Courtesy Library of Congress, LC-USZ62-7816.

Born into slavery as Araminta Ross in Dorchester County on the eastern shore of Maryland, Harriet Tubman (c. 1820–1913) had a distinguished career as an abolitionist and conductor on the Underground Railroad for more than a decade after her escape from slavery in 1849. Soon after the outbreak of the Civil War, Tubman headed for Union-occupied coastal South Carolina where she first served as a nurse. After President Lincoln’s Emancipation Proclamation became effective in January 1863, Tubman began to lead armed scouting expeditions around Port Royal, South Carolina. On June 2, 1863, Tubman guided Union steamboats in the Cohambee River raid, which resulted in the rescue of more than seven hundred slaves, the destruction of many plantations, and the capture of valuable food and other supplies.
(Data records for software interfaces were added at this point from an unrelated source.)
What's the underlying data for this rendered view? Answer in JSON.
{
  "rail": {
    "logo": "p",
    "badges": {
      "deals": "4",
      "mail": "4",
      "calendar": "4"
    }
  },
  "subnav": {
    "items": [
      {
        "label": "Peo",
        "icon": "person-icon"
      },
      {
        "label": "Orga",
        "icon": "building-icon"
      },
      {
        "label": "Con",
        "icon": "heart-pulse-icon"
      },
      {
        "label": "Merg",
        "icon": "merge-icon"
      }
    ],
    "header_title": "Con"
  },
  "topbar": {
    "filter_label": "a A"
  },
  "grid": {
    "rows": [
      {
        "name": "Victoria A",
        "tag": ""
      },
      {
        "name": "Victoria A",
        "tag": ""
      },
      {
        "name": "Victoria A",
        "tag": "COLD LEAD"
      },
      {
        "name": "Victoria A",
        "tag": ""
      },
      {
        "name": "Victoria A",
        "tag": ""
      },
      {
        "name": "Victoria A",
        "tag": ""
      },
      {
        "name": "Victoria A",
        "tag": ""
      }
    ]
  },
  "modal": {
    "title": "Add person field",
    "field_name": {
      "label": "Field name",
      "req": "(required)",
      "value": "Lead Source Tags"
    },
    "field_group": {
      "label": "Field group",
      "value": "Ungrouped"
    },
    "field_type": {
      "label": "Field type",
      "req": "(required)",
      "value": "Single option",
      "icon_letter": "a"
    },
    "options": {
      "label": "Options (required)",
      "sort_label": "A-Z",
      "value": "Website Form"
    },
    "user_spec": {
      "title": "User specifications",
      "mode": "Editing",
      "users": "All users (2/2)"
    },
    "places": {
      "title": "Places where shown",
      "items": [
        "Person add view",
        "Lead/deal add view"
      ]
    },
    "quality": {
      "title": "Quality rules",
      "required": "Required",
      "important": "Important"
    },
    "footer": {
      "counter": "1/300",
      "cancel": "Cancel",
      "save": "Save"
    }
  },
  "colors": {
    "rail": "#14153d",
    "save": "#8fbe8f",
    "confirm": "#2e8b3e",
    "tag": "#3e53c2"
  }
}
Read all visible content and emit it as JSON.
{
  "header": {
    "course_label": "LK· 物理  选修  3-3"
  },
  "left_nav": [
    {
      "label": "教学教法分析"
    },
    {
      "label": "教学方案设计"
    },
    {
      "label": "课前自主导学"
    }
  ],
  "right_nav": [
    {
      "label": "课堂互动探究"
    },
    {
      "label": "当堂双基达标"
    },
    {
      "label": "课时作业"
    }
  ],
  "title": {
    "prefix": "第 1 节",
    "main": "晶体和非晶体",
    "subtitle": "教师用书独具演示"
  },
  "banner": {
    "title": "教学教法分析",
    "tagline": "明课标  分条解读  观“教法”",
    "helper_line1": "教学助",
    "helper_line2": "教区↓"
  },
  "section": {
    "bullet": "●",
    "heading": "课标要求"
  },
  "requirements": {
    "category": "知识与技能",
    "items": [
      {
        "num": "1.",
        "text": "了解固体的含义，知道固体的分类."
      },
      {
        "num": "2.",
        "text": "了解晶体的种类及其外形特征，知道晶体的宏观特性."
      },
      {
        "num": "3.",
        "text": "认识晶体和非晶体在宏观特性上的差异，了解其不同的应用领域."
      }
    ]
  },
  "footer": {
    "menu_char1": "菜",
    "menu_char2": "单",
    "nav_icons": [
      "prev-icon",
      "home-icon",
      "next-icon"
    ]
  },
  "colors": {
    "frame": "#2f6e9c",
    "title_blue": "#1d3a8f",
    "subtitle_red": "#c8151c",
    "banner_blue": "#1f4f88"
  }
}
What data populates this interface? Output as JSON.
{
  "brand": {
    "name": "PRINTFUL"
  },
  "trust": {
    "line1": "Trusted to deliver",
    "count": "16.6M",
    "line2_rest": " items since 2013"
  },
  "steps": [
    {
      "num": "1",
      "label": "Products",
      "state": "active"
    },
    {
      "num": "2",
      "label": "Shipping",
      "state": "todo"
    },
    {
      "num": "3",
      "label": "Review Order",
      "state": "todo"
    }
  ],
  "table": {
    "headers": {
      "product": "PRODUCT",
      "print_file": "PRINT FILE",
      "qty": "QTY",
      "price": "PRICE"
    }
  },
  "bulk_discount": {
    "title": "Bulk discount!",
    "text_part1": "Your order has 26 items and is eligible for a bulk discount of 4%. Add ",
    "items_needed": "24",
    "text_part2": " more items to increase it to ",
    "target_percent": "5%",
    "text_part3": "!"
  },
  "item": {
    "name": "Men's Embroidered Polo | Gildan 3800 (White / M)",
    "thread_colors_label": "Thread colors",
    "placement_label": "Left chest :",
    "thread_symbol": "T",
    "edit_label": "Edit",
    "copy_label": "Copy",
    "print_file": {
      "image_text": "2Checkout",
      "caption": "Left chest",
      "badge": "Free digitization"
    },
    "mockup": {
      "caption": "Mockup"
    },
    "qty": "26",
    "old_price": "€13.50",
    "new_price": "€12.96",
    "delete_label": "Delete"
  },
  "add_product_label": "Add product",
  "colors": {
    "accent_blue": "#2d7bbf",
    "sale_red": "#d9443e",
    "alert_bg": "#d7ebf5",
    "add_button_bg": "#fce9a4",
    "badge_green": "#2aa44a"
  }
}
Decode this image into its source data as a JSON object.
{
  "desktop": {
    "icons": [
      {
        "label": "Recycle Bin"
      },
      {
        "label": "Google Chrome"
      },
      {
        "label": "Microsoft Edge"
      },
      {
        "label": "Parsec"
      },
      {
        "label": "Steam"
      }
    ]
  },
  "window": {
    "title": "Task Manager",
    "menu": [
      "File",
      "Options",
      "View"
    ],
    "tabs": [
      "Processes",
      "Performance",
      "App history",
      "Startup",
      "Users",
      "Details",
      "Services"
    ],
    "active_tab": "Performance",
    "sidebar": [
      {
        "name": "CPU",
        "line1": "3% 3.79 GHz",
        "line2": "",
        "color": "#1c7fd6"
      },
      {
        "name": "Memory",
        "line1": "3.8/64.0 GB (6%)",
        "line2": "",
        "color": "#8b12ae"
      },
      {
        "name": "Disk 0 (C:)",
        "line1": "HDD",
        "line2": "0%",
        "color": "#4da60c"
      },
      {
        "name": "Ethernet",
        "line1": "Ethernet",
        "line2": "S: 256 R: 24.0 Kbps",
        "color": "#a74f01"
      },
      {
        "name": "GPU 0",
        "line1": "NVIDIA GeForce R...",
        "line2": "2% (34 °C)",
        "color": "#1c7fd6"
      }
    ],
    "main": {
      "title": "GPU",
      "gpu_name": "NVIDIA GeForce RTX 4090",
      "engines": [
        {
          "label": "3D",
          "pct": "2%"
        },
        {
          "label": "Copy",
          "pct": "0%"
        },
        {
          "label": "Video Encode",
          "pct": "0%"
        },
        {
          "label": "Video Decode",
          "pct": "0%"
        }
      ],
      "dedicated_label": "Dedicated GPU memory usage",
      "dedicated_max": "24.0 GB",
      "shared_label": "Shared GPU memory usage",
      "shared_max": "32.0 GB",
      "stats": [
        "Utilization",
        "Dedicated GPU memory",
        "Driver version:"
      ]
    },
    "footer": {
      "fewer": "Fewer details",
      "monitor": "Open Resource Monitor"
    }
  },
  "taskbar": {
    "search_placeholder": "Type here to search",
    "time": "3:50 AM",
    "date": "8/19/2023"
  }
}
She worked for Colonel Robert Gould Shaw, the commander of the Massachusetts Fifty-Fourth Colored Infantry Regiment, in preparation for the assault on Fort Wagner later that summer, and continued to serve as Union scout, spy, nurse, and cook for the remainder of the war. This photo of Tubman was probably taken in 1869 as publicity for Sarah Bradford’s Scenes in the Life of Harriet Tubman. Despite Tubman’s invaluable contributions to the Union war effort, she never received regular pay or a pension for her own army service and only received a partial war widow’s pension starting in 1899. In 2003 the U.S. Congress approved payment of the full widow’s pension to the Harriet Tubman home in Auburn, New York.